“Glomar” is the syllabic abbreviation of Global Marine, the company commissioned by the CIA to build the Glomar Explorer.

According to a Radiolab podcast, the original text of the Glomar response was written by Walt Logan (pseudonym), who was at that time an Associate General Counsel at the CIA. So as not to divulge to the Soviet Union either what the CIA knew or did not know, the response read:

“We can neither confirm nor deny the existence of the information requested but, hypothetically, if such data were to exist, the subject matter would be classified, and could not be disclosed.]

The original text of the CIA’s reply of May 21, 1975, to Phillippi’s FOIA request, seems to have been:[5]

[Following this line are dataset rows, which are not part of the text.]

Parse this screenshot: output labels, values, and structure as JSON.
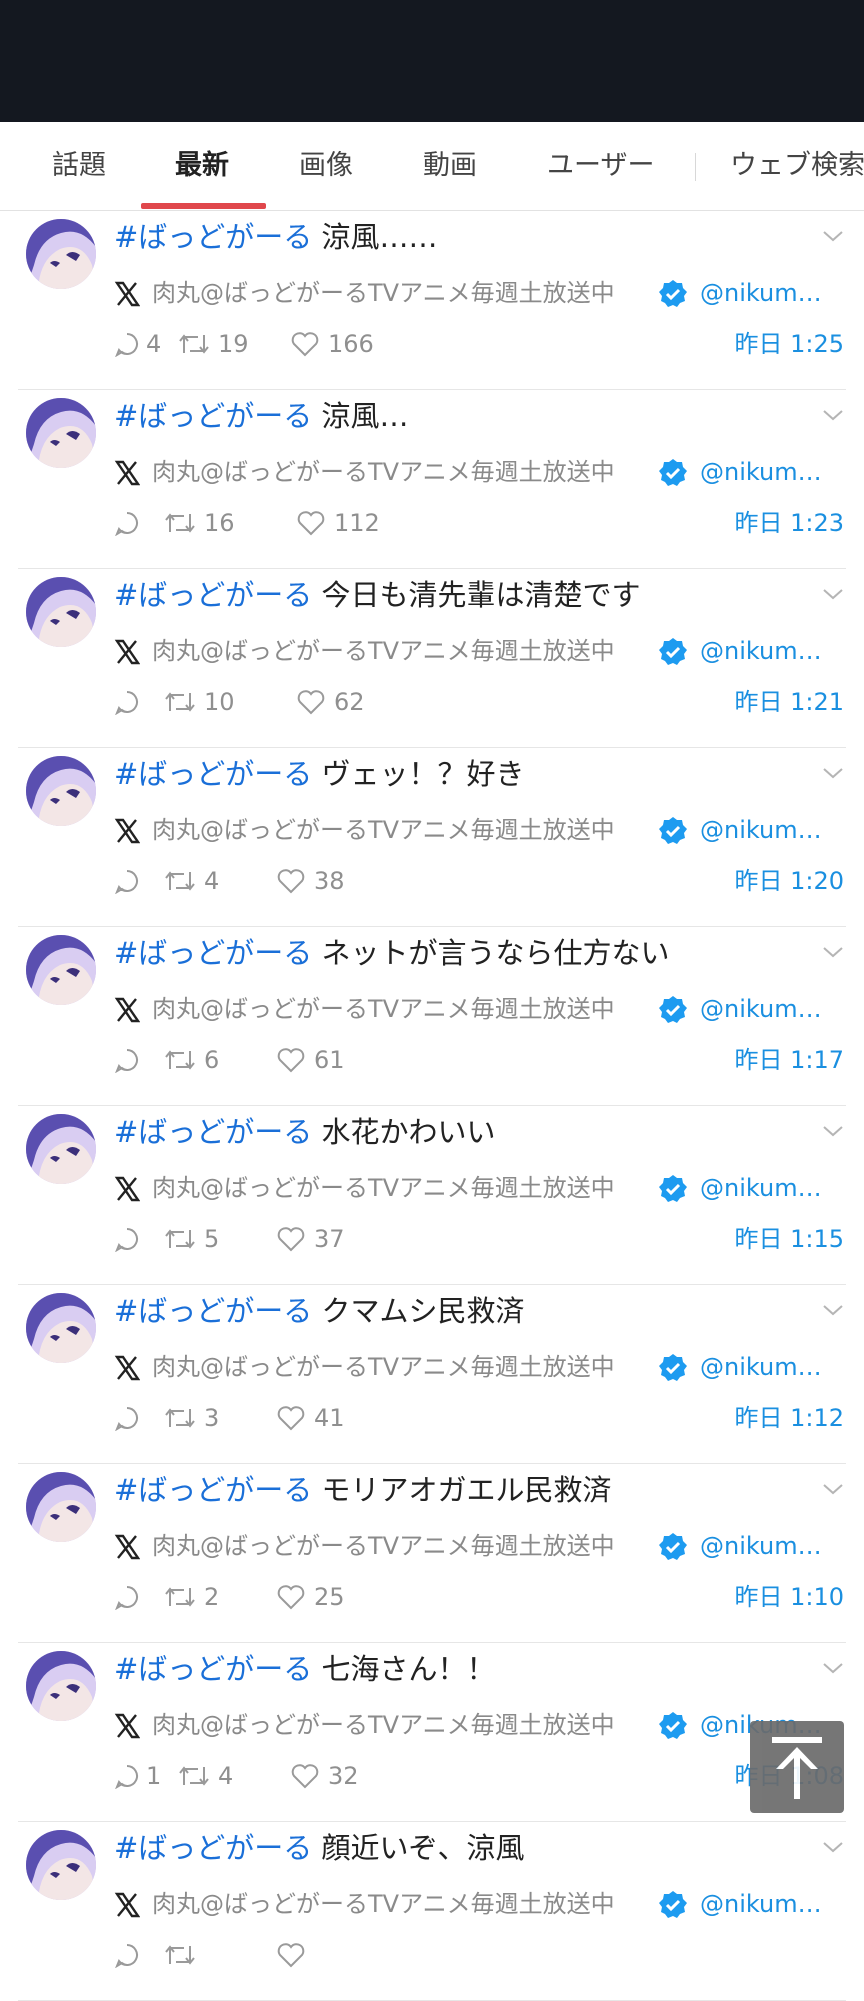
{
  "tabs": [
    {
      "label": "話題",
      "active": false
    },
    {
      "label": "最新",
      "active": true
    },
    {
      "label": "画像",
      "active": false
    },
    {
      "label": "動画",
      "active": false
    },
    {
      "label": "ユーザー",
      "active": false
    },
    {
      "label": "ウェブ検索",
      "active": false
    }
  ],
  "posts": [
    {
      "hashtag": "#ばっどがーる",
      "text": " 涼風……",
      "author": "肉丸@ばっどがーるTVアニメ毎週土放送中",
      "handle": "@nikumaru",
      "replies": "4",
      "reposts": "19",
      "likes": "166",
      "time": "昨日 1:25"
    },
    {
      "hashtag": "#ばっどがーる",
      "text": " 涼風…",
      "author": "肉丸@ばっどがーるTVアニメ毎週土放送中",
      "handle": "@nikumaru",
      "replies": "",
      "reposts": "16",
      "likes": "112",
      "time": "昨日 1:23"
    },
    {
      "hashtag": "#ばっどがーる",
      "text": " 今日も清先輩は清楚です",
      "author": "肉丸@ばっどがーるTVアニメ毎週土放送中",
      "handle": "@nikumaru",
      "replies": "",
      "reposts": "10",
      "likes": "62",
      "time": "昨日 1:21"
    },
    {
      "hashtag": "#ばっどがーる",
      "text": " ヴェッ！？好き",
      "author": "肉丸@ばっどがーるTVアニメ毎週土放送中",
      "handle": "@nikumaru",
      "replies": "",
      "reposts": "4",
      "likes": "38",
      "time": "昨日 1:20"
    },
    {
      "hashtag": "#ばっどがーる",
      "text": " ネットが言うなら仕方ない",
      "author": "肉丸@ばっどがーるTVアニメ毎週土放送中",
      "handle": "@nikumaru",
      "replies": "",
      "reposts": "6",
      "likes": "61",
      "time": "昨日 1:17"
    },
    {
      "hashtag": "#ばっどがーる",
      "text": " 水花かわいい",
      "author": "肉丸@ばっどがーるTVアニメ毎週土放送中",
      "handle": "@nikumaru",
      "replies": "",
      "reposts": "5",
      "likes": "37",
      "time": "昨日 1:15"
    },
    {
      "hashtag": "#ばっどがーる",
      "text": " クマムシ民救済",
      "author": "肉丸@ばっどがーるTVアニメ毎週土放送中",
      "handle": "@nikumaru",
      "replies": "",
      "reposts": "3",
      "likes": "41",
      "time": "昨日 1:12"
    },
    {
      "hashtag": "#ばっどがーる",
      "text": " モリアオガエル民救済",
      "author": "肉丸@ばっどがーるTVアニメ毎週土放送中",
      "handle": "@nikumaru",
      "replies": "",
      "reposts": "2",
      "likes": "25",
      "time": "昨日 1:10"
    },
    {
      "hashtag": "#ばっどがーる",
      "text": " 七海さん！！",
      "author": "肉丸@ばっどがーるTVアニメ毎週土放送中",
      "handle": "@nikumaru",
      "replies": "1",
      "reposts": "4",
      "likes": "32",
      "time": "昨日 1:08"
    },
    {
      "hashtag": "#ばっどがーる",
      "text": " 顔近いぞ、涼風",
      "author": "肉丸@ばっどがーるTVアニメ毎週土放送中",
      "handle": "@nikumaru",
      "replies": "",
      "reposts": "",
      "likes": "",
      "time": ""
    }
  ],
  "colors": {
    "accent": "#e0474c",
    "link": "#1a8fe0",
    "hashtag": "#1a6fd8",
    "topbar": "#141820"
  },
  "icons": {
    "reply": "reply-icon",
    "repost": "repost-icon",
    "like": "heart-icon",
    "source": "x-logo-icon",
    "verified": "verified-badge-icon",
    "more": "chevron-down-icon",
    "scroll": "arrow-up-icon"
  }
}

Mr. Duckett has determined that, in the interest of national security, involvement by the U.S. Government in the activities which are the subject matter of your request can neither be confirmed nor denied. Therefore, he has determined that the fact of the existence or non-existence of any material or documents that may exist which would reveal any CIA connection or interest in the activities of the Glomar Explorer is duly classified Secret in accordance with criteria established by Executive Order 11652. Acknowledgement of the existence or non-existence of the information you request could reasonably be expected to result in the compromise of important intelligence operations and significant scientific and technological developments relating to the national security, and might also result in a disruption in foreign relations significantly affecting the national security.[5]

In 2014, the CIA opened its Twitter account with, “We can neither confirm nor deny that this is our first tweet.”[6]

Wikisource has original text related to this article:

Executive Order 11652